Both safety audits and injuries have the power to save lives. By auditing current safety protocols, plant managers can identify where training, equipment, or safety upgrades can make the most impact, ensuring workers don’t fall, slip, cut, or otherwise harm themselves while in the plant.
Various governmental bodies, such as the Occupational Safety and Health Administration (OSHA) in the United States, regulate workplace safety. Audits and inspections help manufacturing plants conform to these regulations and avoid hefty fines. In addition to penalties, facilities found to operate outside of the law’s mandatory safety regulations risk permanent closure.
The benefits above sound great, but do they actually work? To better understand, look at some case studies where regular safety audits and inspections have made a real difference in the manufacturing industry.
Case Study #1
A US manufacturer found that increasing the frequency of safety inspections significantly reduced worker injuries. By performing inspections at the recommended monthly intervals, they could identify potential hazards sooner and immediately address them before any accidents occurred. As a result, the company has seen a significant reduction in injuries and an increase in overall production efficiency.
Case Study #2
After getting expert recommendations from a certified auditor, a Minnesota-based manufacturing plant implemented several changes to its facility’s safety protocol. A year later, when the plant experienced a major electrical fire, the changes prevented significant injuries or fatalities, resulting in a faster, more affordable recovery process.
Learn more about the common hazards with oil and gas manufacturing plants and how your plant can become a success story with the help of safety audits and inspections.
Key Components of an Effective Safety Audit and Inspection Program
To maximize the positive impact of audits and inspections, consider these critical components of safety and audit inspection programs.

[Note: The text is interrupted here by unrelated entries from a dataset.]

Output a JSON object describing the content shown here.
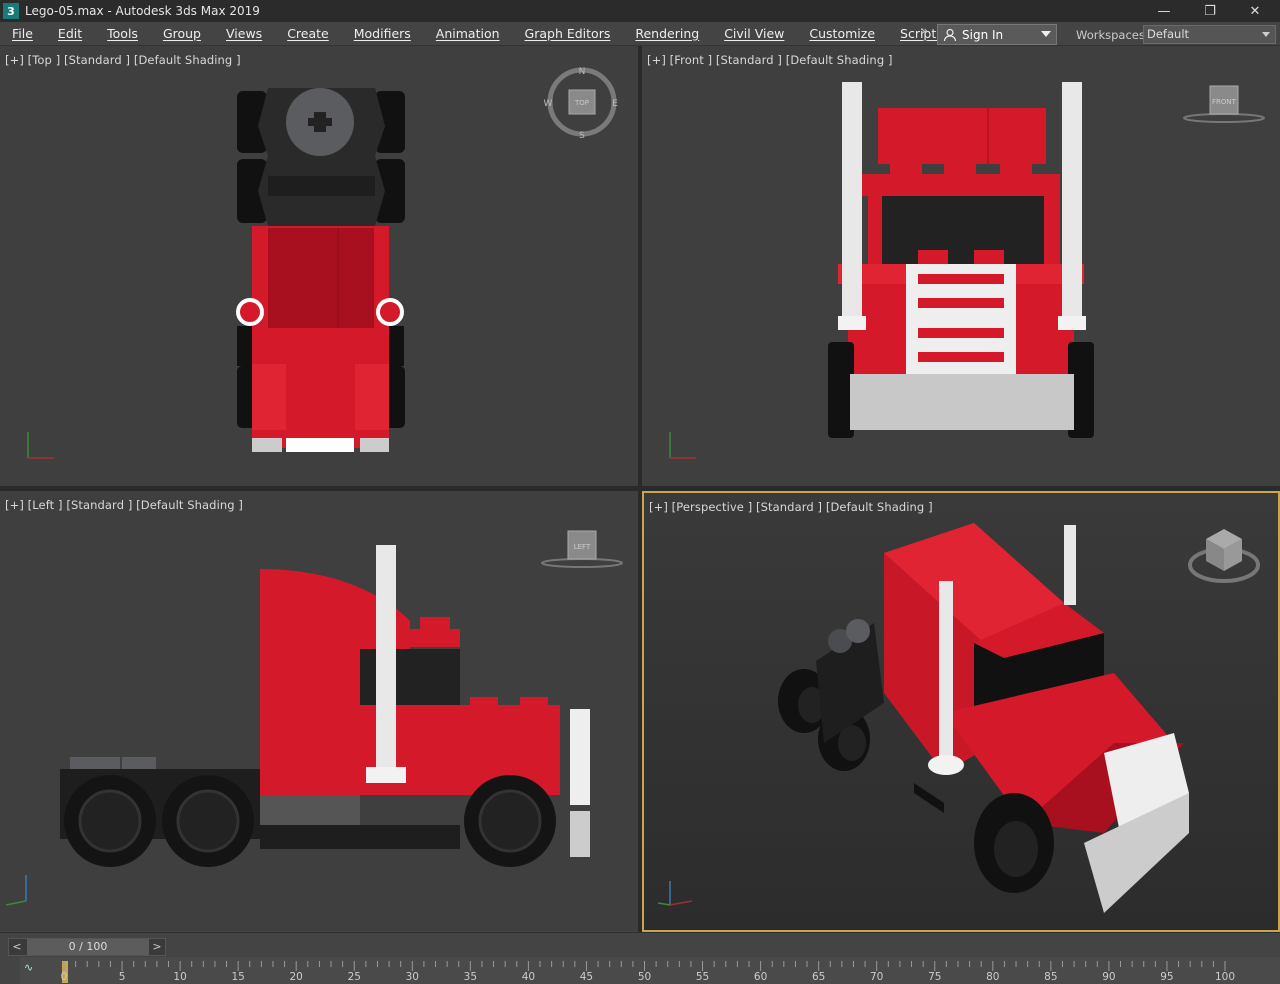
{
  "window": {
    "title": "Lego-05.max - Autodesk 3ds Max 2019",
    "app_icon": "3"
  },
  "menu": [
    "File",
    "Edit",
    "Tools",
    "Group",
    "Views",
    "Create",
    "Modifiers",
    "Animation",
    "Graph Editors",
    "Rendering",
    "Civil View",
    "Customize",
    "Scripting"
  ],
  "toolbar": {
    "overflow": "»",
    "sign_in": "Sign In",
    "workspaces_label": "Workspaces:",
    "workspace_value": "Default"
  },
  "viewports": {
    "top": {
      "label": "[+] [Top ] [Standard ] [Default Shading ]",
      "cube": "TOP",
      "compass": [
        "N",
        "E",
        "S",
        "W"
      ]
    },
    "front": {
      "label": "[+] [Front ] [Standard ] [Default Shading ]",
      "cube": "FRONT"
    },
    "left": {
      "label": "[+] [Left ] [Standard ] [Default Shading ]",
      "cube": "LEFT"
    },
    "perspective": {
      "label": "[+] [Perspective ] [Standard ] [Default Shading ]"
    }
  },
  "timeline": {
    "frame_display": "0 / 100",
    "ticks": [
      0,
      5,
      10,
      15,
      20,
      25,
      30,
      35,
      40,
      45,
      50,
      55,
      60,
      65,
      70,
      75,
      80,
      85,
      90,
      95,
      100
    ]
  },
  "colors": {
    "lego_red": "#d41a2a",
    "active_border": "#c8a650"
  }
}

Regular and Thorough Assessments
Establish a routine for conducting audits and inspections on a fixed schedule – monthly, quarterly, or as regulations require. In addition, make sure that audits and inspections are comprehensive and leave no stone unturned.
Involvement of Employees
Involve all employees – including managers, supervisors, and workers – in the audit and inspection process. Encourage communication, collaboration, and shared responsibility for promoting safety.
Detailed Documentation and Reporting
Maintain accurate and up-to-date records of audit and inspection findings. Detailed reports help identify trends and patterns over time, as well as maintain accountability for addressing identified hazards.
Pro Tip: For the best chances of success, begin the entire process with a detailed checklist and a statement of goals for the audit or inspection. This way, no stone is left unturned, and everyone involved will have the same expectations and understanding of the process.
Addressing Findings and Implementing Improvements
Audits and inspections are just the beginning. Only by correcting the discovered hazards will the goal of a safer workplace become a reality. So, after the entire assessment process, address all issues identified on the audit report and follow up with corrective actions based on risk level, addressing the most serious ones first.
For example, invest in safety equipment or tools for employees required to work in hazardous areas before addressing more minor cosmetic concerns like faded paint. Additionally, employee training on new protocols should begin after implementing audit-related safety ideas for manufacturing plants so they can get hands-on experience with the updated system.
Audit Your Plant’s Safety
Regular inspections and verifying compliance with safety standards are crucial to running a safe and profitable manufacturing plant. Not only do these assessments keep workers safe, but they also keep costs down, protecting the plant from hefty fines and penalties.
Remember that the key to a successful audit and inspection process is creating a detailed plan, involving all parties, and following up with corrective actions. Also, stay current with your industry’s safety standards, as they often change over time.
Be sure to contact a local safety expert if you need assistance with developing, conducting, or fixing the issues found in an audit or inspection program.